This process will continue in the interest of the people provided there is still the need for the creation of new regions based on the genuine needs from the people themselves in line with their wishes and aspirations and also in conformity with the provisions of the Constitution.

All Ghanaians, irrespective of where they come from, must be treated with equal respect, meaning that any request from any group of people must be carefully examined and investigated and, where necessary, the issues raised addressed for the general or overall growth of the country.

In the light of this, any misplaced tribal agenda or ethnocentric sentiments ought to be pushed aside without delay for the nation to move on as expected in its development agenda.

This is what the country needs today and in the days ahead.  

Thus such negative tribal tendencies ought to be pushed aside before causing any damage so that the rest of the country can come together in unity for the smooth, speedy, uninterrupted growth and progress of the country all geared towards the attainment of our much-revered and desired as well as not-to-be-compromised national goal.

As a united country, we should never look back or be distracted by such negative tendencies but look forward with great expectations to ensure that our national objectives as a people are attained within the general framework of our positive socio-economic agenda.

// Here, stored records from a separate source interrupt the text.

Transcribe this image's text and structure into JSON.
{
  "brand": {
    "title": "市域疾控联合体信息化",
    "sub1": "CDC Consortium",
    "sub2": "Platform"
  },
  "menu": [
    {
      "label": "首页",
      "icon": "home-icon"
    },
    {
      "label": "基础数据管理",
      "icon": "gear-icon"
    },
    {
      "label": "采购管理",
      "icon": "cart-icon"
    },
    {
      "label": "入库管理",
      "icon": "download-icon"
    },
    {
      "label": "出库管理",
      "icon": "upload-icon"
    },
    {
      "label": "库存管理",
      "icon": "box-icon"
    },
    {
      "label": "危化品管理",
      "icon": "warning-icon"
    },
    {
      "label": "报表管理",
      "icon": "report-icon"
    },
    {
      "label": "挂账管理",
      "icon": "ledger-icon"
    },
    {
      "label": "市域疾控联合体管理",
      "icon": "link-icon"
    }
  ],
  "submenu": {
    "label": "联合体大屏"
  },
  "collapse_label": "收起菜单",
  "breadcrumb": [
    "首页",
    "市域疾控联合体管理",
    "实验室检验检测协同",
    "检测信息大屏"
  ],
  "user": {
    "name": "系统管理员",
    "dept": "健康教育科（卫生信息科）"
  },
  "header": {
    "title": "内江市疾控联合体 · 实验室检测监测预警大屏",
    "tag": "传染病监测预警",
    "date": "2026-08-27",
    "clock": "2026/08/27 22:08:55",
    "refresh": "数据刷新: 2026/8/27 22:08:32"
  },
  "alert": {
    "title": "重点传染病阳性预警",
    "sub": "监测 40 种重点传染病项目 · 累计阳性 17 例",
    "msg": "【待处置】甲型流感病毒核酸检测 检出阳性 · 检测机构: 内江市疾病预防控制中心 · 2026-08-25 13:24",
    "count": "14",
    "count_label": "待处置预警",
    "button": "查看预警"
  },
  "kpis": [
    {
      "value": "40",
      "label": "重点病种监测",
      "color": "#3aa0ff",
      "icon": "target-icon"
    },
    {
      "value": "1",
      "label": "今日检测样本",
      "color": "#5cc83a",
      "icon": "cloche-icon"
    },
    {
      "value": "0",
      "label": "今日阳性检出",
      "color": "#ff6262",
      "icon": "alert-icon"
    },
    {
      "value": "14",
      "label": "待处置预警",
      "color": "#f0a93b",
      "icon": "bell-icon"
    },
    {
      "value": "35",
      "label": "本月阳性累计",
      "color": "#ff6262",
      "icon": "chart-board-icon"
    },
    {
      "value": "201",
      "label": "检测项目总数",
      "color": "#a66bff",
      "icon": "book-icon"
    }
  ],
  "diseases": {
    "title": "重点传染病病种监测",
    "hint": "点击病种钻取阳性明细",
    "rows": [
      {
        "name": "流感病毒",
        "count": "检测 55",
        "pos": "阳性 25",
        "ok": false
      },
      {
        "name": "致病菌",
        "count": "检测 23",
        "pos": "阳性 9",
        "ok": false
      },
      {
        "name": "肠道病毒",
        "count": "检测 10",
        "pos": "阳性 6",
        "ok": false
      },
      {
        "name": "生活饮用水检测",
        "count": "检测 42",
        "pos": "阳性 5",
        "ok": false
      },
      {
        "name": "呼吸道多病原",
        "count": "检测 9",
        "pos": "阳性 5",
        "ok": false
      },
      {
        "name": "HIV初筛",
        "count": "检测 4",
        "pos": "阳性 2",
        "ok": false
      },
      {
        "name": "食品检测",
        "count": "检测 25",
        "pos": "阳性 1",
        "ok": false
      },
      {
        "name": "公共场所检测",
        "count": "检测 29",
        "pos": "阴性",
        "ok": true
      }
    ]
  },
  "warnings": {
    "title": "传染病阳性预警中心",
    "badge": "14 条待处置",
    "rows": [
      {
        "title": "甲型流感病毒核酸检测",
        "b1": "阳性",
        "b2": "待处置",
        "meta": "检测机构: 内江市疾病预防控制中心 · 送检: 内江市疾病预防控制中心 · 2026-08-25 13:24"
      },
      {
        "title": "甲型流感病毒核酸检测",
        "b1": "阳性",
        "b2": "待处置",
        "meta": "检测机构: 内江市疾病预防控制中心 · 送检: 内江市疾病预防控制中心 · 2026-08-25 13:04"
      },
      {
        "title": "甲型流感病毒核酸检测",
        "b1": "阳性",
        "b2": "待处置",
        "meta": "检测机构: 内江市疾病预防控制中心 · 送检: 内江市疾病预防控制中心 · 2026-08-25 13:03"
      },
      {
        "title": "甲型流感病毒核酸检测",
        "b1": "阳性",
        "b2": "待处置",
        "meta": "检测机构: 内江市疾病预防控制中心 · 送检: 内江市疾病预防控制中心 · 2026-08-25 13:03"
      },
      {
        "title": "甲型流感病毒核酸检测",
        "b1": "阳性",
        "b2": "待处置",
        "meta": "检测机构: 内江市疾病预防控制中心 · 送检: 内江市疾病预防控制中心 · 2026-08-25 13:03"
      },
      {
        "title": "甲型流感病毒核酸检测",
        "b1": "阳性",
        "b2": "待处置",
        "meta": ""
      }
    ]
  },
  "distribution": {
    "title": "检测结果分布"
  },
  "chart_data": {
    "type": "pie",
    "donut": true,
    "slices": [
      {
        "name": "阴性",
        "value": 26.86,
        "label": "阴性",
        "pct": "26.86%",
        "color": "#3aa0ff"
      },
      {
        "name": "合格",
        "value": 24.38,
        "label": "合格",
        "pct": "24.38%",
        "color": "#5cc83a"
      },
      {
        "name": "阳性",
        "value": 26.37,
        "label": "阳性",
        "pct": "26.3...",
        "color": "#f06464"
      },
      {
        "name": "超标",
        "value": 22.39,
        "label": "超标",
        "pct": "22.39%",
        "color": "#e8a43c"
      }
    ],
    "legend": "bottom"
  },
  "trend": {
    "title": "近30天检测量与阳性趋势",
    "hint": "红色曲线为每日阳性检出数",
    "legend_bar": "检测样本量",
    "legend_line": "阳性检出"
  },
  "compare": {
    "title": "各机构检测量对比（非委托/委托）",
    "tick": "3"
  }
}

The writer is  the Director of Corporate Communication, Ghana Standards Authority